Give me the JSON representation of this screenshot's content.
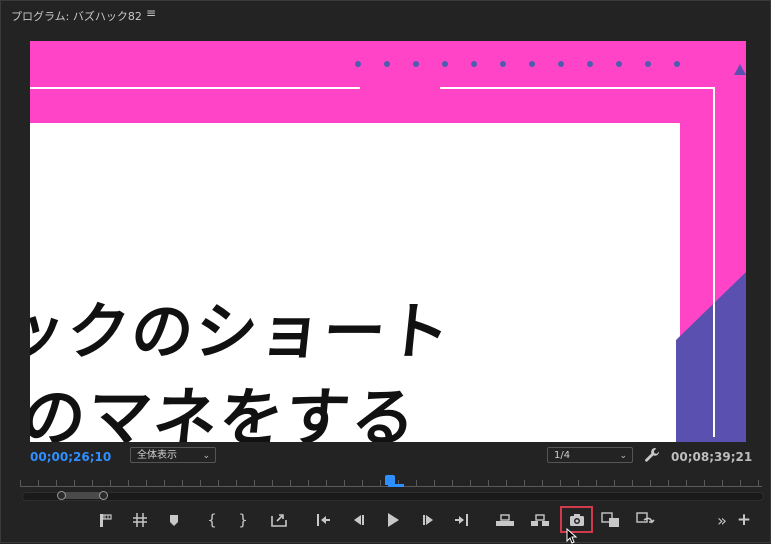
{
  "panel": {
    "title": "プログラム: バズハック82",
    "menu_icon": "hamburger-icon"
  },
  "video": {
    "caption_line1": "ックのショート",
    "caption_line2": "のマネをする",
    "colors": {
      "background": "#ff44c8",
      "card": "#ffffff",
      "accent": "#5a50b0",
      "text": "#111111"
    }
  },
  "status_bar": {
    "current_timecode": "00;00;26;10",
    "zoom_select": "全体表示",
    "resolution_select": "1/4",
    "settings_icon": "wrench-icon",
    "duration_timecode": "00;08;39;21"
  },
  "transport": {
    "buttons": [
      "add-marker-icon",
      "clear-in-out-icon",
      "marker-icon",
      "mark-in-icon",
      "mark-out-icon",
      "export-icon",
      "go-to-in-icon",
      "step-back-icon",
      "play-icon",
      "step-forward-icon",
      "go-to-out-icon",
      "lift-icon",
      "extract-icon",
      "export-frame-icon",
      "comparison-view-icon",
      "proxy-toggle-icon",
      "more-icon",
      "add-button-icon"
    ],
    "highlighted": "export-frame-icon",
    "accent_color": "#2f8fff",
    "highlight_color": "#d03a4a"
  }
}
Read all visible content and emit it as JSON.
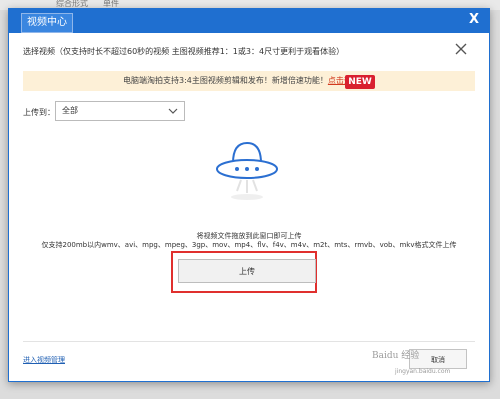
{
  "background": {
    "left_text": "综合形式",
    "right_text": "单件"
  },
  "window": {
    "tab_label": "视频中心",
    "close_glyph": "X",
    "select_video_text": "选择视频（仅支持时长不超过60秒的视频 主图视频推荐1：1或3：4尺寸更利于观看体验）",
    "close_icon": "close-icon"
  },
  "notice": {
    "message": "电脑端淘拍支持3:4主图视频剪辑和发布！新增倍速功能！",
    "link": "点击查看",
    "badge": "NEW",
    "bg_color": "#fdf0d7",
    "badge_color": "#d9202f"
  },
  "upload_to": {
    "label": "上传到：",
    "selected": "全部"
  },
  "dropzone": {
    "icon": "ufo-upload-icon",
    "drag_text": "将视频文件拖放到此窗口即可上传",
    "formats_text": "仅支持200mb以内wmv、avi、mpg、mpeg、3gp、mov、mp4、flv、f4v、m4v、m2t、mts、rmvb、vob、mkv格式文件上传",
    "upload_button": "上传",
    "highlight_color": "#e0302e"
  },
  "footer": {
    "manage_link": "进入视频管理",
    "cancel_button": "取消"
  },
  "watermark": {
    "brand": "Baidu 经验",
    "url": "jingyan.baidu.com"
  },
  "accent_color": "#1f6fd0"
}
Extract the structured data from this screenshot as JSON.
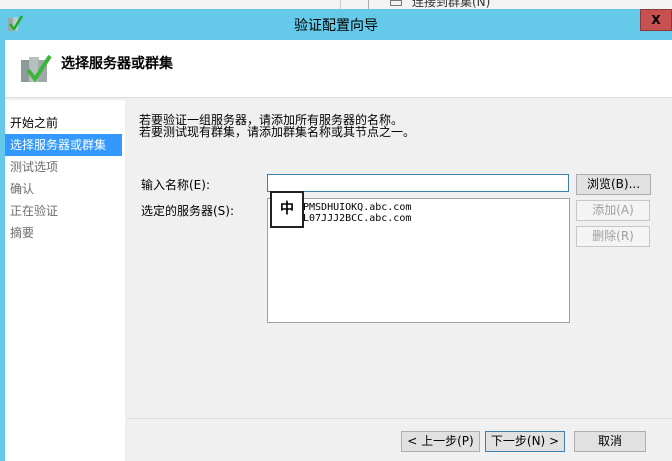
{
  "background_window": {
    "menu_item": "连接到群集(N)"
  },
  "window": {
    "title": "验证配置向导",
    "close_label": "X"
  },
  "header": {
    "title": "选择服务器或群集"
  },
  "nav": {
    "items": [
      {
        "label": "开始之前",
        "state": "normal"
      },
      {
        "label": "选择服务器或群集",
        "state": "selected"
      },
      {
        "label": "测试选项",
        "state": "disabled"
      },
      {
        "label": "确认",
        "state": "disabled"
      },
      {
        "label": "正在验证",
        "state": "disabled"
      },
      {
        "label": "摘要",
        "state": "disabled"
      }
    ]
  },
  "main": {
    "description_line1": "若要验证一组服务器，请添加所有服务器的名称。",
    "description_line2": "若要测试现有群集，请添加群集名称或其节点之一。",
    "name_label": "输入名称(E):",
    "name_value": "",
    "selected_label": "选定的服务器(S):",
    "servers": [
      "PMSDHUIOKQ.abc.com",
      "L07JJJ2BCC.abc.com"
    ],
    "browse_label": "浏览(B)...",
    "add_label": "添加(A)",
    "remove_label": "删除(R)",
    "ime_indicator": "中"
  },
  "footer": {
    "back_label": "< 上一步(P)",
    "next_label": "下一步(N) >",
    "cancel_label": "取消"
  }
}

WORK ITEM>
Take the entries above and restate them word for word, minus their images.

RESPONSE TO THIS EXERCISE>
Give me the JSON representation of this screenshot's content.
{
  "panel": {
    "title": "プログラム: バズハック82",
    "menu_icon": "hamburger-icon"
  },
  "video": {
    "caption_line1": "ックのショート",
    "caption_line2": "のマネをする",
    "colors": {
      "background": "#ff44c8",
      "card": "#ffffff",
      "accent": "#5a50b0",
      "text": "#111111"
    }
  },
  "status_bar": {
    "current_timecode": "00;00;26;10",
    "zoom_select": "全体表示",
    "resolution_select": "1/4",
    "settings_icon": "wrench-icon",
    "duration_timecode": "00;08;39;21"
  },
  "transport": {
    "buttons": [
      "add-marker-icon",
      "clear-in-out-icon",
      "marker-icon",
      "mark-in-icon",
      "mark-out-icon",
      "export-icon",
      "go-to-in-icon",
      "step-back-icon",
      "play-icon",
      "step-forward-icon",
      "go-to-out-icon",
      "lift-icon",
      "extract-icon",
      "export-frame-icon",
      "comparison-view-icon",
      "proxy-toggle-icon",
      "more-icon",
      "add-button-icon"
    ],
    "highlighted": "export-frame-icon",
    "accent_color": "#2f8fff",
    "highlight_color": "#d03a4a"
  }
}
Read all visible content and emit it as JSON.
{
  "background": {
    "left_text": "综合形式",
    "right_text": "单件"
  },
  "window": {
    "tab_label": "视频中心",
    "close_glyph": "X",
    "select_video_text": "选择视频（仅支持时长不超过60秒的视频 主图视频推荐1：1或3：4尺寸更利于观看体验）",
    "close_icon": "close-icon"
  },
  "notice": {
    "message": "电脑端淘拍支持3:4主图视频剪辑和发布！新增倍速功能！",
    "link": "点击查看",
    "badge": "NEW",
    "bg_color": "#fdf0d7",
    "badge_color": "#d9202f"
  },
  "upload_to": {
    "label": "上传到：",
    "selected": "全部"
  },
  "dropzone": {
    "icon": "ufo-upload-icon",
    "drag_text": "将视频文件拖放到此窗口即可上传",
    "formats_text": "仅支持200mb以内wmv、avi、mpg、mpeg、3gp、mov、mp4、flv、f4v、m4v、m2t、mts、rmvb、vob、mkv格式文件上传",
    "upload_button": "上传",
    "highlight_color": "#e0302e"
  },
  "footer": {
    "manage_link": "进入视频管理",
    "cancel_button": "取消"
  },
  "watermark": {
    "brand": "Baidu 经验",
    "url": "jingyan.baidu.com"
  },
  "accent_color": "#1f6fd0"
}
Extract the structured data from this screenshot as JSON.
{
  "background_window": {
    "menu_item": "连接到群集(N)"
  },
  "window": {
    "title": "验证配置向导",
    "close_label": "X"
  },
  "header": {
    "title": "选择服务器或群集"
  },
  "nav": {
    "items": [
      {
        "label": "开始之前",
        "state": "normal"
      },
      {
        "label": "选择服务器或群集",
        "state": "selected"
      },
      {
        "label": "测试选项",
        "state": "disabled"
      },
      {
        "label": "确认",
        "state": "disabled"
      },
      {
        "label": "正在验证",
        "state": "disabled"
      },
      {
        "label": "摘要",
        "state": "disabled"
      }
    ]
  },
  "main": {
    "description_line1": "若要验证一组服务器，请添加所有服务器的名称。",
    "description_line2": "若要测试现有群集，请添加群集名称或其节点之一。",
    "name_label": "输入名称(E):",
    "name_value": "",
    "selected_label": "选定的服务器(S):",
    "servers": [
      "PMSDHUIOKQ.abc.com",
      "L07JJJ2BCC.abc.com"
    ],
    "browse_label": "浏览(B)...",
    "add_label": "添加(A)",
    "remove_label": "删除(R)",
    "ime_indicator": "中"
  },
  "footer": {
    "back_label": "< 上一步(P)",
    "next_label": "下一步(N) >",
    "cancel_label": "取消"
  }
}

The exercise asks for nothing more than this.